In fact, the flattest characterization is that of the villain—we are told that he gains power from the rapes, and he seems to exact some sadistic satisfaction out of causing pain, but it feels all too stock villain to me. The final confrontation doesn’t reveal either his original motivations or how he crossed into Earth.
For the most part, I liked both protagonists, even though I can’t say that I felt terribly invested in their relationship. I felt sympathetic towards Jack for most of the book, the notable exception being when he thinks that he would even be willing to marry Larsen—whom he doesn’t know from the moon—as long as her touch brings silence to his mind. Cold blooded use of another human being much?
On the other hand, at no point did I buy Larsen’s reasons for not telling Jack sooner about her foresight/visions/whatever, once she saw that a) her actions could, and did, change the outcome, and that b) her silence not only allowed the crimes to continue, but also endangered those like Jack and her. Larsen’s irrational resistance to tell Jack is explained away as childhood trauma, but to me it felt more like a plot contrivance, and the repetition of “she couldn’t tell him, she couldn’t tell anyone!” grated in my nerves pretty much from the second time on.
Of course, it could be argued that Jack should have trusted her with his secret, but frankly, I can understand his reasoning better. When dealing with an armed guy, it’s not particularly reassuring if he tells you he’s hearing voices. Oh and by the way, if you touch him, they go quiet, so please touch him.
Sure, dear, just let me get something first… like a loaded gun?
The universe Ms Palmer builds is complex enough that not all the answers are given in this first novel—which made me happy, actually, since it would have been an enormous infodump if she had even tried.
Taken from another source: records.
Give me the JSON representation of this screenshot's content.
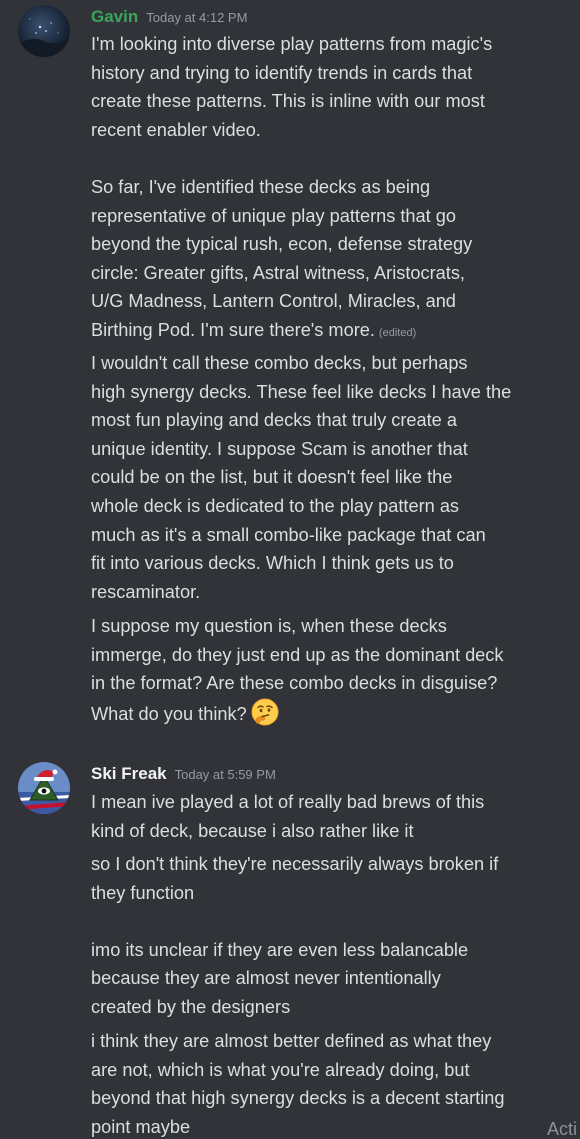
{
  "messages": [
    {
      "author": "Gavin",
      "author_color": "#3ba55d",
      "avatar_icon": "night-sky-avatar",
      "timestamp": "Today at 4:12 PM",
      "blocks": [
        {
          "lines": [
            "I'm looking into diverse play patterns from magic's",
            "history and trying to identify trends in cards that",
            "create these patterns. This is inline with our most",
            "recent enabler video.",
            "",
            "So far, I've identified these decks as being",
            "representative of unique play patterns that go",
            "beyond the typical rush, econ, defense strategy",
            "circle: Greater gifts, Astral witness, Aristocrats,",
            "U/G Madness, Lantern Control, Miracles, and",
            "Birthing Pod. I'm sure there's more."
          ],
          "edited": "(edited)"
        },
        {
          "lines": [
            "I wouldn't call these combo decks, but perhaps",
            "high synergy decks. These feel like decks I have the",
            "most fun playing and decks that truly create a",
            "unique identity. I suppose Scam is another that",
            "could be on the list, but it doesn't feel like the",
            "whole deck is dedicated to the play pattern as",
            "much as it's a small combo-like package that can",
            "fit into various decks. Which I think gets us to",
            "rescaminator."
          ]
        },
        {
          "lines": [
            "I suppose my question is, when these decks",
            "immerge, do they just end up as the dominant deck",
            "in the format? Are these combo decks in disguise?",
            "What do you think?"
          ],
          "emoji": "thinking-face"
        }
      ]
    },
    {
      "author": "Ski Freak",
      "author_color": "#f2f3f5",
      "avatar_icon": "eye-pyramid-santa-hat-avatar",
      "timestamp": "Today at 5:59 PM",
      "blocks": [
        {
          "lines": [
            "I mean ive played a lot of really bad brews of this",
            "kind of deck, because i also rather like it"
          ]
        },
        {
          "lines": [
            "so I don't think they're necessarily always broken if",
            "they function",
            "",
            "imo its unclear if they are even less balancable",
            "because they are almost never intentionally",
            "created by the designers"
          ]
        },
        {
          "lines": [
            "i think they are almost better defined as what they",
            "are not, which is what you're already doing, but",
            "beyond that high synergy decks is a decent starting",
            "point maybe"
          ]
        }
      ]
    }
  ],
  "watermark": "Acti"
}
Still, there are some questions that I really want answers for (did it occur to anyone to get Myrtle to help Stephanie? why didn’t Larsen foresee the first three attacks?) The good news is that the second Esri novel, Dark Deceiver, was released in July 2008, with a third slatted for summer 2009—hopefully there will be a firm date soon.
In the end, I enjoyed the fantasy aspect of the story more than the romance, but I’m glad to say that neither character turned stupid at any point. And I really want to hunt down a copy of Dark Deceiver, find out what else is happening…
7 out of 10